  17. Dhatariya, K., N. Levy, A. Kilvert, B. Watson, D. Cousins, D. Flanagan, L. Hilton, et al. 2012. “NHS Diabetes Guideline for the Perioperative Management of the Adult Patient with Diabetes.” Diabetic Medicine: A Journal of the British Diabetic Association 29 (4): 420–33.
  18. Duggan, Elizabeth, and York Chen. 2019. “Glycemic Management in the Operating Room: Screening, Monitoring, Oral Hypoglycemics, and Insulin Therapy.” Current Diabetes Reports 19 (11): 134.
  19. American Diabetes Association. 2019. “15. Diabetes Care in the Hospital: Standards of Medical Care in Diabetes-2019.” Diabetes Care 42 (Suppl 1): S173–81.
  20. NICE-SUGAR Study Investigators, Simon Finfer, Dean R. Chittock, Steve Yu-Shuo Su, Deborah Blair, Denise Foster, Vinay Dhingra, et al. 2009. “Intensive versus Conventional Glucose Control in Critically Ill Patients.” The New England Journal of Medicine 360 (13): 1283–97.

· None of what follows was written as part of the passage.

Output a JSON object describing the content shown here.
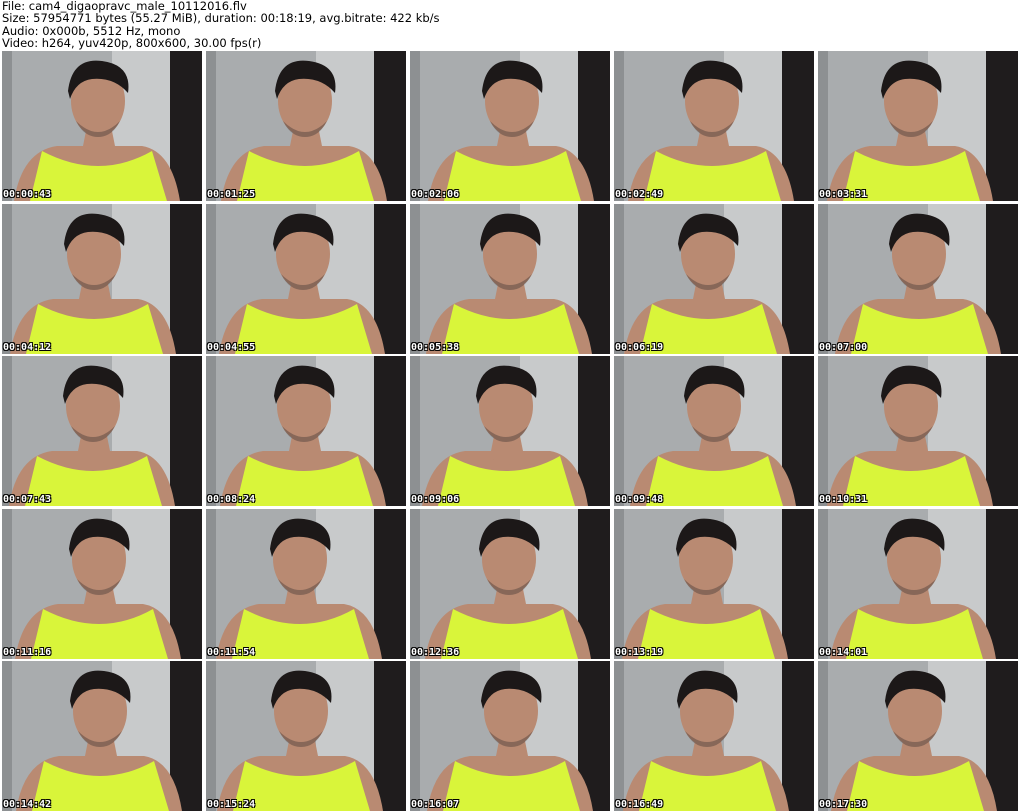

  21. NICE-SUGAR Study Investigators, Simon Finfer, Bette Liu, Dean R. Chittock, Robyn Norton, John A. Myburgh, Colin McArthur, et al. 2012. “Hypoglycemia and Risk of Death in Critically Ill Patients.” The New England Journal of Medicine 367 (12): 1108–18.
  22. Dungan, Kathleen M., Susan S. Braithwaite, and Jean-Charles Preiser. 2009. “Stress Hyperglycaemia.” The Lancet 373 (9677): 1798–1807.
Measure Authors
Measure Author Institution
 Nirav Shah, MD  University of Michigan
 Kate Buehler, MS, RN  University of Michigan
 Nicole Barrios, MHA, RN  University of Michigan
 Rob Coleman  University of Michigan
 MPOG Quality Committee  


Measure Reviewer(s)
Next Review: 2026
 Date Reviewed  Reviewer  Institution  Summary  QC Vote


Published: 2023
Date Criteria Revision
7/18/2023   Initial Publication